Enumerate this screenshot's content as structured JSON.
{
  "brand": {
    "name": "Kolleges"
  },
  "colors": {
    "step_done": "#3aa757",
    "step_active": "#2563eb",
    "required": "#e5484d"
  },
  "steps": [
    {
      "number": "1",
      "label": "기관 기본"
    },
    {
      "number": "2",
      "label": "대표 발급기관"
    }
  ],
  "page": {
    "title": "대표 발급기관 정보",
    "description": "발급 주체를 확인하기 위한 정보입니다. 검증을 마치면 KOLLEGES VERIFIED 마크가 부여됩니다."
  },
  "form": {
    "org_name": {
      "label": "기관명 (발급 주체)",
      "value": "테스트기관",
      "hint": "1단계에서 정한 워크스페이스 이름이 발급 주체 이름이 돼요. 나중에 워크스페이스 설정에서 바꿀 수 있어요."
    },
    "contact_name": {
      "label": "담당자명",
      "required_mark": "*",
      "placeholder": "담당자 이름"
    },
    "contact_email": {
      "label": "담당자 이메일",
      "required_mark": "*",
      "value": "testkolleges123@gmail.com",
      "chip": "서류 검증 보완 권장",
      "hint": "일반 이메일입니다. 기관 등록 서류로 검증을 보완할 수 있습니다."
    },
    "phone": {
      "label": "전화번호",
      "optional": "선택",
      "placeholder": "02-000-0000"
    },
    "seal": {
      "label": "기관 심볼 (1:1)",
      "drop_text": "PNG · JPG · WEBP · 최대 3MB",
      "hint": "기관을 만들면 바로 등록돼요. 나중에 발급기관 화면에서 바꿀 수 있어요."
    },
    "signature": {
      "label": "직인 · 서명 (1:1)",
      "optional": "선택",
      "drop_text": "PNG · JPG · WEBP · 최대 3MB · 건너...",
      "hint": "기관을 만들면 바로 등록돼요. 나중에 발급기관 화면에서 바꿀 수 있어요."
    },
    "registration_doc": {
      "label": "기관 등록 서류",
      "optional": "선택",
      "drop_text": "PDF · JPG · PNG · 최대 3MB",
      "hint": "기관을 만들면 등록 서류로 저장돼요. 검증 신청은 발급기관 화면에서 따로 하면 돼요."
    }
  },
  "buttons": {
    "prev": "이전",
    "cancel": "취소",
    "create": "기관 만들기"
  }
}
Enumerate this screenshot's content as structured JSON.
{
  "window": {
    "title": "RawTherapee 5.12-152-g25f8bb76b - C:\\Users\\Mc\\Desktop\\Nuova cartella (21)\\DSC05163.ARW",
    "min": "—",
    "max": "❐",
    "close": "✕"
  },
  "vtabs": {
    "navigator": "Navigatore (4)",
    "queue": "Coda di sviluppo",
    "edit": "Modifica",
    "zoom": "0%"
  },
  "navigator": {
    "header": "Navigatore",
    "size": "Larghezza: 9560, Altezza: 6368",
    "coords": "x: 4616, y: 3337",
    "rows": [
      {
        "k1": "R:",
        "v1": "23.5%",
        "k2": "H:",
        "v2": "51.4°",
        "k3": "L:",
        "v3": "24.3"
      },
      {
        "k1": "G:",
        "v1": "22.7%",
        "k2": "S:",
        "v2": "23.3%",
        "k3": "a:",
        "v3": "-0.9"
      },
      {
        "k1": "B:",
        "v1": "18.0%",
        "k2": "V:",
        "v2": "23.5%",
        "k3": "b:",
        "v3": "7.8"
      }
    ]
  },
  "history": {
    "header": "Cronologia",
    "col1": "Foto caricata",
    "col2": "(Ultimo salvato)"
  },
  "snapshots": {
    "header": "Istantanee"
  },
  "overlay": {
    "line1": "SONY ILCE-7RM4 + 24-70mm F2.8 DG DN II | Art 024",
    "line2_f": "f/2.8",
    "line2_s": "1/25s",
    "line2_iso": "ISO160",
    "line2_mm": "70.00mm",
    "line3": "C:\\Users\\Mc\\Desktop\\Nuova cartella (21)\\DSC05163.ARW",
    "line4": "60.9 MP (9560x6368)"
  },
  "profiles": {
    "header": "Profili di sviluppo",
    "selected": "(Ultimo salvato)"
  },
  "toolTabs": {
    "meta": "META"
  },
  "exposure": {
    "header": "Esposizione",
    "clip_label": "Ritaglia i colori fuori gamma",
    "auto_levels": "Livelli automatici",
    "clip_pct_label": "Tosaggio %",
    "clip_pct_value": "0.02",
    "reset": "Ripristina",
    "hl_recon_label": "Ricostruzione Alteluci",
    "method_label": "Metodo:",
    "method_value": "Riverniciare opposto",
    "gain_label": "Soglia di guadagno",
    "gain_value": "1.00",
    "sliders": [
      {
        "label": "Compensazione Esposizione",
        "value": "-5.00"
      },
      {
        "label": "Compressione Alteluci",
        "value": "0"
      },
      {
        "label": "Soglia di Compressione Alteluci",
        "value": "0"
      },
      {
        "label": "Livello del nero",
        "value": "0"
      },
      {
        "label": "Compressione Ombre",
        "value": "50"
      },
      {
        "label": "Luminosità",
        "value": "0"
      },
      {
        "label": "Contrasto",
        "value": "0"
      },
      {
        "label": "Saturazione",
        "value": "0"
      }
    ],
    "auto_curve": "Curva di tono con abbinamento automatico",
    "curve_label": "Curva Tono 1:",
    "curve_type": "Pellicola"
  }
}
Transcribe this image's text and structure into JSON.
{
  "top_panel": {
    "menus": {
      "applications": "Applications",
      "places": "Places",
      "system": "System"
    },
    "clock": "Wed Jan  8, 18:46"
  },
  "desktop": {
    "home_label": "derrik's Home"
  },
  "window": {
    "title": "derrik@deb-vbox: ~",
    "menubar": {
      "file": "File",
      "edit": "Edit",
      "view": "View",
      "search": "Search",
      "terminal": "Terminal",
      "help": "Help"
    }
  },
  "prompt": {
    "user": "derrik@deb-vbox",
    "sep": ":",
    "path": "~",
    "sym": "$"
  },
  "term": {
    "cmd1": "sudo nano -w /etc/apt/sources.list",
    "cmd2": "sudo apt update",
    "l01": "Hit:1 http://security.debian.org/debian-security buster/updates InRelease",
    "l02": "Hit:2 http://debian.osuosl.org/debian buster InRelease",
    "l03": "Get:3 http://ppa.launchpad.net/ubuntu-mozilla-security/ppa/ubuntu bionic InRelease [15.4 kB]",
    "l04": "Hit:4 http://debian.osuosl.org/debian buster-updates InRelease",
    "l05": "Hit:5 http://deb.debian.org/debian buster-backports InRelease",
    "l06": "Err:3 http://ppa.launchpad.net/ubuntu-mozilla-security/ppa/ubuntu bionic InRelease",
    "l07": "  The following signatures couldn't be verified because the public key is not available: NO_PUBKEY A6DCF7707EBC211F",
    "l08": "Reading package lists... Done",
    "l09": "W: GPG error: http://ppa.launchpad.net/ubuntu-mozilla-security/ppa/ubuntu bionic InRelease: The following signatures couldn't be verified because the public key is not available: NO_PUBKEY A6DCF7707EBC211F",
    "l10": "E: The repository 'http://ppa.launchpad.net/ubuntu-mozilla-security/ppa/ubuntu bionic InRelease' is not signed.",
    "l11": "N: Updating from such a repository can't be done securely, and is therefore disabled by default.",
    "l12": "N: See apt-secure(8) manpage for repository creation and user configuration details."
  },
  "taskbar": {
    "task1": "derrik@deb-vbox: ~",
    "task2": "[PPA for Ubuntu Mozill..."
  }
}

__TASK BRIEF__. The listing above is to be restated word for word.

__OUTPUT OF THE TASK__.
Enumerate this screenshot's content as structured JSON.
{
  "brand": {
    "name": "Kolleges"
  },
  "colors": {
    "step_done": "#3aa757",
    "step_active": "#2563eb",
    "required": "#e5484d"
  },
  "steps": [
    {
      "number": "1",
      "label": "기관 기본"
    },
    {
      "number": "2",
      "label": "대표 발급기관"
    }
  ],
  "page": {
    "title": "대표 발급기관 정보",
    "description": "발급 주체를 확인하기 위한 정보입니다. 검증을 마치면 KOLLEGES VERIFIED 마크가 부여됩니다."
  },
  "form": {
    "org_name": {
      "label": "기관명 (발급 주체)",
      "value": "테스트기관",
      "hint": "1단계에서 정한 워크스페이스 이름이 발급 주체 이름이 돼요. 나중에 워크스페이스 설정에서 바꿀 수 있어요."
    },
    "contact_name": {
      "label": "담당자명",
      "required_mark": "*",
      "placeholder": "담당자 이름"
    },
    "contact_email": {
      "label": "담당자 이메일",
      "required_mark": "*",
      "value": "testkolleges123@gmail.com",
      "chip": "서류 검증 보완 권장",
      "hint": "일반 이메일입니다. 기관 등록 서류로 검증을 보완할 수 있습니다."
    },
    "phone": {
      "label": "전화번호",
      "optional": "선택",
      "placeholder": "02-000-0000"
    },
    "seal": {
      "label": "기관 심볼 (1:1)",
      "drop_text": "PNG · JPG · WEBP · 최대 3MB",
      "hint": "기관을 만들면 바로 등록돼요. 나중에 발급기관 화면에서 바꿀 수 있어요."
    },
    "signature": {
      "label": "직인 · 서명 (1:1)",
      "optional": "선택",
      "drop_text": "PNG · JPG · WEBP · 최대 3MB · 건너...",
      "hint": "기관을 만들면 바로 등록돼요. 나중에 발급기관 화면에서 바꿀 수 있어요."
    },
    "registration_doc": {
      "label": "기관 등록 서류",
      "optional": "선택",
      "drop_text": "PDF · JPG · PNG · 최대 3MB",
      "hint": "기관을 만들면 등록 서류로 저장돼요. 검증 신청은 발급기관 화면에서 따로 하면 돼요."
    }
  },
  "buttons": {
    "prev": "이전",
    "cancel": "취소",
    "create": "기관 만들기"
  }
}
Enumerate this screenshot's content as structured JSON.
{
  "window": {
    "title": "RawTherapee 5.12-152-g25f8bb76b - C:\\Users\\Mc\\Desktop\\Nuova cartella (21)\\DSC05163.ARW",
    "min": "—",
    "max": "❐",
    "close": "✕"
  },
  "vtabs": {
    "navigator": "Navigatore (4)",
    "queue": "Coda di sviluppo",
    "edit": "Modifica",
    "zoom": "0%"
  },
  "navigator": {
    "header": "Navigatore",
    "size": "Larghezza: 9560, Altezza: 6368",
    "coords": "x: 4616, y: 3337",
    "rows": [
      {
        "k1": "R:",
        "v1": "23.5%",
        "k2": "H:",
        "v2": "51.4°",
        "k3": "L:",
        "v3": "24.3"
      },
      {
        "k1": "G:",
        "v1": "22.7%",
        "k2": "S:",
        "v2": "23.3%",
        "k3": "a:",
        "v3": "-0.9"
      },
      {
        "k1": "B:",
        "v1": "18.0%",
        "k2": "V:",
        "v2": "23.5%",
        "k3": "b:",
        "v3": "7.8"
      }
    ]
  },
  "history": {
    "header": "Cronologia",
    "col1": "Foto caricata",
    "col2": "(Ultimo salvato)"
  },
  "snapshots": {
    "header": "Istantanee"
  },
  "overlay": {
    "line1": "SONY ILCE-7RM4 + 24-70mm F2.8 DG DN II | Art 024",
    "line2_f": "f/2.8",
    "line2_s": "1/25s",
    "line2_iso": "ISO160",
    "line2_mm": "70.00mm",
    "line3": "C:\\Users\\Mc\\Desktop\\Nuova cartella (21)\\DSC05163.ARW",
    "line4": "60.9 MP (9560x6368)"
  },
  "profiles": {
    "header": "Profili di sviluppo",
    "selected": "(Ultimo salvato)"
  },
  "toolTabs": {
    "meta": "META"
  },
  "exposure": {
    "header": "Esposizione",
    "clip_label": "Ritaglia i colori fuori gamma",
    "auto_levels": "Livelli automatici",
    "clip_pct_label": "Tosaggio %",
    "clip_pct_value": "0.02",
    "reset": "Ripristina",
    "hl_recon_label": "Ricostruzione Alteluci",
    "method_label": "Metodo:",
    "method_value": "Riverniciare opposto",
    "gain_label": "Soglia di guadagno",
    "gain_value": "1.00",
    "sliders": [
      {
        "label": "Compensazione Esposizione",
        "value": "-5.00"
      },
      {
        "label": "Compressione Alteluci",
        "value": "0"
      },
      {
        "label": "Soglia di Compressione Alteluci",
        "value": "0"
      },
      {
        "label": "Livello del nero",
        "value": "0"
      },
      {
        "label": "Compressione Ombre",
        "value": "50"
      },
      {
        "label": "Luminosità",
        "value": "0"
      },
      {
        "label": "Contrasto",
        "value": "0"
      },
      {
        "label": "Saturazione",
        "value": "0"
      }
    ],
    "auto_curve": "Curva di tono con abbinamento automatico",
    "curve_label": "Curva Tono 1:",
    "curve_type": "Pellicola"
  }
}
Transcribe this image's text and structure into JSON.
{
  "top_panel": {
    "menus": {
      "applications": "Applications",
      "places": "Places",
      "system": "System"
    },
    "clock": "Wed Jan  8, 18:46"
  },
  "desktop": {
    "home_label": "derrik's Home"
  },
  "window": {
    "title": "derrik@deb-vbox: ~",
    "menubar": {
      "file": "File",
      "edit": "Edit",
      "view": "View",
      "search": "Search",
      "terminal": "Terminal",
      "help": "Help"
    }
  },
  "prompt": {
    "user": "derrik@deb-vbox",
    "sep": ":",
    "path": "~",
    "sym": "$"
  },
  "term": {
    "cmd1": "sudo nano -w /etc/apt/sources.list",
    "cmd2": "sudo apt update",
    "l01": "Hit:1 http://security.debian.org/debian-security buster/updates InRelease",
    "l02": "Hit:2 http://debian.osuosl.org/debian buster InRelease",
    "l03": "Get:3 http://ppa.launchpad.net/ubuntu-mozilla-security/ppa/ubuntu bionic InRelease [15.4 kB]",
    "l04": "Hit:4 http://debian.osuosl.org/debian buster-updates InRelease",
    "l05": "Hit:5 http://deb.debian.org/debian buster-backports InRelease",
    "l06": "Err:3 http://ppa.launchpad.net/ubuntu-mozilla-security/ppa/ubuntu bionic InRelease",
    "l07": "  The following signatures couldn't be verified because the public key is not available: NO_PUBKEY A6DCF7707EBC211F",
    "l08": "Reading package lists... Done",
    "l09": "W: GPG error: http://ppa.launchpad.net/ubuntu-mozilla-security/ppa/ubuntu bionic InRelease: The following signatures couldn't be verified because the public key is not available: NO_PUBKEY A6DCF7707EBC211F",
    "l10": "E: The repository 'http://ppa.launchpad.net/ubuntu-mozilla-security/ppa/ubuntu bionic InRelease' is not signed.",
    "l11": "N: Updating from such a repository can't be done securely, and is therefore disabled by default.",
    "l12": "N: See apt-secure(8) manpage for repository creation and user configuration details."
  },
  "taskbar": {
    "task1": "derrik@deb-vbox: ~",
    "task2": "[PPA for Ubuntu Mozill..."
  }
}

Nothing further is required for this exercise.